Moo lived for 15 years in a Thailand refugee camp before moving to the United States. Karen refugees like her began arriving in San Diego in 2006.
“There were very few Karen here when we arrived,” she said. “When we moved to San Diego, everything was new. We found ourselves living as a subculture in American society. We had to learn a new language, the way Americans dress, the food they eat, and how they interact socially and culturally.”
The nonprofit Karen Organization of San Diego was founded in 2009 to help Burmese refugees with their transition. Now, it supports a mix of refugees from the Karen, Karenni, Burman, Chin, Kachin and Shan ethnic groups.
One of the major challenges: learning how to utilize the social safety net.
“We found the welfare system baffling,” Moo said. “I know that many Americans resent immigrant and refugee families coming here because they think we have come here to take advantage of the welfare system. There is no basis for this. When we arrived here, we had no idea that the welfare system even existed. It took us a long time to get used to it.”
The City Heights-based Karen Organization provides services in a wide variety of areas, including education, interpreting, job training and transportation to medical appointments.
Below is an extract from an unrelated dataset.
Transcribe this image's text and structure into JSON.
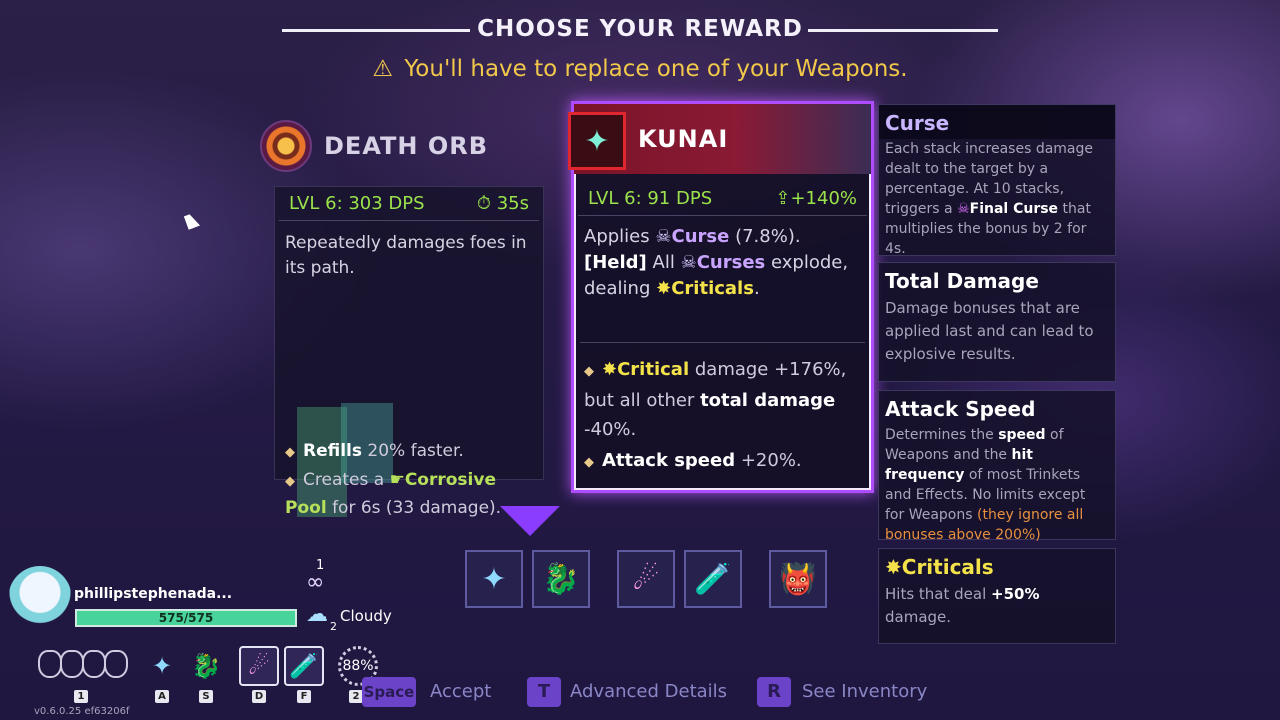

It also introduces Burmese culture to the wider community through events like song and dance performances.
As a case worker, Moo assists clients of all ages, but she’s focusing on helping the young refugees to adjust to life here. Among other things, the Karen Organization’s Youth Development program encourages community service and helps students year-round with after-school resources devoted to homework assistance, recreational activities like art and sports, and initiatives to combat childhood obesity.
“I am expected to provide Karen youth with the kinds of resources they will need to be successful in American society,” she said. “This will not be easy, but I am looking forward to the challenges I will face.”
Learn more about Karen Organization’s sponsor, SDG&E.